This is a group of three lessons I use to get the kids using economic language like a professional, before we launch into the case studies that are history classes.
Part 1: Learners begin by discussing what the needs of humans are and what the wants are. Class work causes them to sort out what is a need and what is a want. After this, we look at how people prioritize their needs and wants. For this, I’ve used Maslow’s Hierarchy of Needs as an introduction to ordering values. There certainly are exceptions to his ordering, and that causes good discussion, too!

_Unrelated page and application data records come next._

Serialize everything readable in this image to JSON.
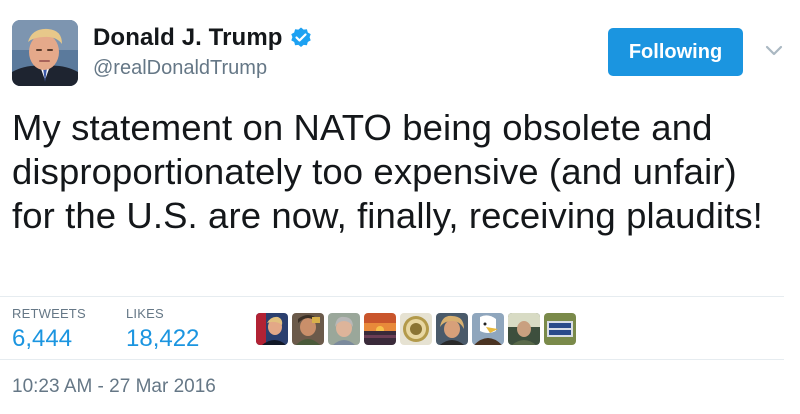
{
  "author": {
    "name": "Donald J. Trump",
    "handle": "@realDonaldTrump",
    "verified": true,
    "avatar_icon": "profile-photo"
  },
  "follow_button": {
    "label": "Following",
    "color": "#1b95e0"
  },
  "menu_icon": "chevron-down-icon",
  "tweet": {
    "text": "My statement on NATO being obsolete and disproportionately too expensive (and unfair) for the U.S. are now, finally, receiving plaudits!"
  },
  "stats": {
    "retweets_label": "RETWEETS",
    "retweets_count": "6,444",
    "likes_label": "LIKES",
    "likes_count": "18,422"
  },
  "liker_avatars": [
    {
      "name": "liker-1"
    },
    {
      "name": "liker-2"
    },
    {
      "name": "liker-3"
    },
    {
      "name": "liker-4"
    },
    {
      "name": "liker-5"
    },
    {
      "name": "liker-6"
    },
    {
      "name": "liker-7"
    },
    {
      "name": "liker-8"
    },
    {
      "name": "liker-9"
    }
  ],
  "timestamp": "10:23 AM - 27 Mar 2016",
  "colors": {
    "accent": "#1b95e0",
    "text": "#14171a",
    "muted": "#657786",
    "divider": "#e6ecf0"
  }
}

Part 2: Now we define some basic terms, such as goods and services, before we go to the meaning of price and value. This starts them off with lower-order thinking, such as defining and naming goods that are manufactured, grown or extracted, but lays the foundation for discussing the harder questions of what people value. We also cover what the types of services there are in our lives, such as trades, professions, personal services and government.
Part 3: Finally, we get to what we all expected earlier on in an economics discussion: supply and demand. Saving this for the end, the kids are now using grown-up terms (such as goods and value) with a solid knowledge foundation. Mind you – this is purposely kept simple for the sake of the age. So here you lead a discussion first about supply, then demand. First you define it, and then throw out questions to them. This ends the unit, and there’s a test included, with an answer key attached.
I end this product with a bit of advice called “Applying Economics 101 in History Classes”, with a few words about how to get the kids to use economists’ terms during the rest of the year’s studies.